Why Lack of Straightforwardness Matters

Yesterday, I talked about how almost everyone will look at a character’s job and decide that it’s easier than it actually is, including the character doing the job. Today, I’m going to talk about why that should matter to us, particularly to those of us who write rather than tabletopping.
The first, of course, is characterization—figuring [...]

Not Near As Straightforward As It Looks

Not too long ago, I had what felt like the same conversation twice in a span of about twenty-four hours. One day, on my commute home, I found myself talking to a fellow trolley rider who knew what my occupation was, didn’t quite get why I “needed to go to school for that”…. and then, [...]

Ravyn Rants: Exceptionalism

There was a conversation I once had with one of my regular patrons, a civvie who worked the electronics store, whose daughter was one of our regulars. I’d run into him at the trolley station, on the way to one of my Sunday shifts, and he asked me what I was reading. “Clausewitz’s On War,” [...]

Musings: The CDC and Its Zombies

Thursday morning at the office I’ve been assigned to until my library reopens. It’s still early, nobody looking for SAC or the Relief Society or even the Education Office, so I’m trawling through Reality Hunger looking for quotes to engage in one-sided conversation with. One of my new officemates, reading the previous day’s paper as [...]

Reading Through the Ranks: I’m Staying With My Boys

A bit over a year ago, I mentioned military reading lists as a source of inspiration. The Marines’ version of the military reading list (known as the Commandant’s Reading List, though I’ve never been entirely sure how much control the Commandant actually has over it) is one of those staples of working at a Marine [...]

Bringing the Audience into the In-Group

More than a year ago, I talked a bit about in-groups and out-groups, and the role of PCs between those groups.

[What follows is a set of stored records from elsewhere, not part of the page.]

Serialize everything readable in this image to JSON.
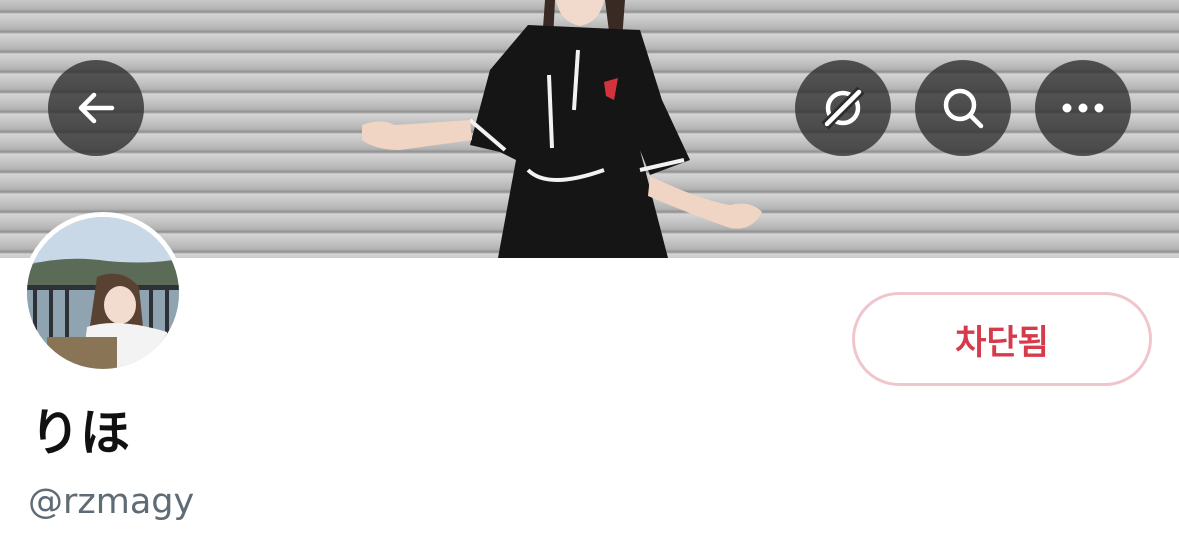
{
  "profile": {
    "display_name": "りほ",
    "handle": "@rzmagy",
    "blocked_label": "차단됨"
  },
  "header": {
    "back_icon": "arrow-left-icon",
    "translate_icon": "no-sync-icon",
    "search_icon": "search-icon",
    "more_icon": "more-horizontal-icon"
  },
  "colors": {
    "blocked_text": "#d63b4c",
    "blocked_border": "#f0c6cc",
    "handle_text": "#5f6b75",
    "nav_button_bg": "#2d2d2d"
  }
}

In-groups make for excellent distinctions between sets of characters, but there’s one other thing they can do in both stories and games to further involve the audience in the story. See, the thing about [...]

Inspiration and Military Reading Lists

RPG Blog Carnival June 2010, hosted at Campaign Mastery, is on inspiration. So I’m going to look at some of the things that inspire me. I’ve already talked about nonfiction books as an inspiration source, but I’m going to narrow my focus even further: books from military reading lists.
Yes, members of the American military (at [...]

Shaking Up the Week

Yesterday, I talked about the uses of a weekly routine in grounding a story or its characters in their world. The advantage, of course, is that it creates a set of predictable yet limiting events, gives people a feel for what the patterns are like. But there’s one other trick that can be done, once [...]

It Must Be Tuesday

Routines are a natural human behavior, whether the people engaging in them choose to admit it or not. And one of the most common routines in this day and age is the weekly schedule: the things that happen on this day, or these days, week in and week out. It’s not just an interesting observation, [...]

US Census: What a Difference a Year Makes

In honor of Census Day (*pauses to let people mark their calendars*), I thought I’d revisit learning from the Census, as I was doing last year, with a look at the people in the field now.
Back when I started my Census work, the workforce was made up of listers. Now, as one of my friends [...]